Below are records; give the number of their lines that hold the word "kind", and write nothing more.

[Data items]
*** Begin section ***

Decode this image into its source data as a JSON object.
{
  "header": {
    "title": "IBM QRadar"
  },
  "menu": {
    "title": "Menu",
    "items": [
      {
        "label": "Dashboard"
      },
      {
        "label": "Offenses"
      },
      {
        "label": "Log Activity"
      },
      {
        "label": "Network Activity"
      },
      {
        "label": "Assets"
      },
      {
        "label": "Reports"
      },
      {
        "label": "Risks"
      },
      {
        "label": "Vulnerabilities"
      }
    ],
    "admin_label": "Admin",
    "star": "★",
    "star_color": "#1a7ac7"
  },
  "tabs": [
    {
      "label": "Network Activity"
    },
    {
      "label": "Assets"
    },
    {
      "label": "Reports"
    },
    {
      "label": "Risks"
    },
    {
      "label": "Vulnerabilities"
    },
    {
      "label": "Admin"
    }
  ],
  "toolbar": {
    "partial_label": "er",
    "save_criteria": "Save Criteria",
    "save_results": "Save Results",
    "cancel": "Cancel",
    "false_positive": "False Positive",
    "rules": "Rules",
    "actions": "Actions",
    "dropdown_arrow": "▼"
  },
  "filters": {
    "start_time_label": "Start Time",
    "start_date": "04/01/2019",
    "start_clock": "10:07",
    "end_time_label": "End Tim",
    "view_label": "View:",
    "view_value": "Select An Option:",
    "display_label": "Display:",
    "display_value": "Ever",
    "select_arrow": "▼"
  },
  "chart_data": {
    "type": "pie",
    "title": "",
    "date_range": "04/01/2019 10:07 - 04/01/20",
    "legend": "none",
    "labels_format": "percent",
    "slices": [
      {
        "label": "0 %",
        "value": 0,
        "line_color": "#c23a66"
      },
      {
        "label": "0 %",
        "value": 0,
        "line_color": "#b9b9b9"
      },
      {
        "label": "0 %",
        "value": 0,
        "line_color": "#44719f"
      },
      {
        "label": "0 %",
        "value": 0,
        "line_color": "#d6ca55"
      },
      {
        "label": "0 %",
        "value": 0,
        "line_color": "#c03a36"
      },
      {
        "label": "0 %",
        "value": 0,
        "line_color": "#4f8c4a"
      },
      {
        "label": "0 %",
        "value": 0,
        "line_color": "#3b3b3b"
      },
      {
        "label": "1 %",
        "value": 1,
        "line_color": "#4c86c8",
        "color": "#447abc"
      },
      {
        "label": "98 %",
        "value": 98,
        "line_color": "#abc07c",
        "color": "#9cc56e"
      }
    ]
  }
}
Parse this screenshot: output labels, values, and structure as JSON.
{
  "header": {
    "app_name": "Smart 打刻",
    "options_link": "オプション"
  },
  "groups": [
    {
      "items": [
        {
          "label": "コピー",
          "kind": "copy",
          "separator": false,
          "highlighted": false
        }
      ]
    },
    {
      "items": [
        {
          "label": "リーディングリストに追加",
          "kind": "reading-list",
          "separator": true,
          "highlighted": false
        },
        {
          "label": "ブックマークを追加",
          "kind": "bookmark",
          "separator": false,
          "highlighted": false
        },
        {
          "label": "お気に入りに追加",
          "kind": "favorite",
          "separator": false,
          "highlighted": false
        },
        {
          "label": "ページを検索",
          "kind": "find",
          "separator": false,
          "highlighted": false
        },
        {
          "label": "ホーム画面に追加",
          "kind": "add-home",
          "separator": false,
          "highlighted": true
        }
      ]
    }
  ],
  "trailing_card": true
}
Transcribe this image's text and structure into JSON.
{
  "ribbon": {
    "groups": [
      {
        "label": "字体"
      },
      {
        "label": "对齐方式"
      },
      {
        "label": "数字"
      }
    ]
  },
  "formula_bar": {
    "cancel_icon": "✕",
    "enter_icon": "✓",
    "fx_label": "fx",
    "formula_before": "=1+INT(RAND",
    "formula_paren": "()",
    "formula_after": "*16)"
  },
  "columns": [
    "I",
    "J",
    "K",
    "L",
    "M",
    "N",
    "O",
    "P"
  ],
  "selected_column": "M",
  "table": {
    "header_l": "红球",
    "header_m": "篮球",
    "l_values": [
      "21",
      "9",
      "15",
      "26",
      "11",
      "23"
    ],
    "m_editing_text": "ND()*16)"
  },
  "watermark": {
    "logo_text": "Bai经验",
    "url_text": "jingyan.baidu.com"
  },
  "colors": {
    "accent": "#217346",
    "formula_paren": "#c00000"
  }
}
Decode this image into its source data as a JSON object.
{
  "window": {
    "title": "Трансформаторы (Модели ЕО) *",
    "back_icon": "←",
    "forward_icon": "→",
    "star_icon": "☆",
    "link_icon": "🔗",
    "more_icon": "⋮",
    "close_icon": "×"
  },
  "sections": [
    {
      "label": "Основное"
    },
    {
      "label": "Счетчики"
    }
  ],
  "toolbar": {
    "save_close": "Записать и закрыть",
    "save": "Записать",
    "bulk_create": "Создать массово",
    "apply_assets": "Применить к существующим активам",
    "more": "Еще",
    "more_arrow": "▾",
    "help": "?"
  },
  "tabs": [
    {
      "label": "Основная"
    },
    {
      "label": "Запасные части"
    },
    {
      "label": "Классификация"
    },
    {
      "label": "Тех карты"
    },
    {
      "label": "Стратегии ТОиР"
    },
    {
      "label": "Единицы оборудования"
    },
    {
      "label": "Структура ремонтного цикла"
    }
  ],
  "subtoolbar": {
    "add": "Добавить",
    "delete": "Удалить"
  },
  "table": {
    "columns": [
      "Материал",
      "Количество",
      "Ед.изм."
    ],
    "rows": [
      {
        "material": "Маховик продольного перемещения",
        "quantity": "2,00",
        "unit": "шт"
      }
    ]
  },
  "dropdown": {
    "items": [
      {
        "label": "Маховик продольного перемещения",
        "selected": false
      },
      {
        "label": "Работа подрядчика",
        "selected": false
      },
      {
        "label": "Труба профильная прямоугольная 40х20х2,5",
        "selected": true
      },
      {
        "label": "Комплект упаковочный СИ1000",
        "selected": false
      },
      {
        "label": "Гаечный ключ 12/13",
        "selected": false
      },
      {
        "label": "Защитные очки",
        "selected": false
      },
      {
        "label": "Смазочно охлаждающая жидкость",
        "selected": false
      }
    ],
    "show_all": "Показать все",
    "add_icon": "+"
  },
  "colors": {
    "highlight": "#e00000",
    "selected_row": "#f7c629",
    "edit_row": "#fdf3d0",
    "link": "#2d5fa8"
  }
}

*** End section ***

### ANSWER BOX
6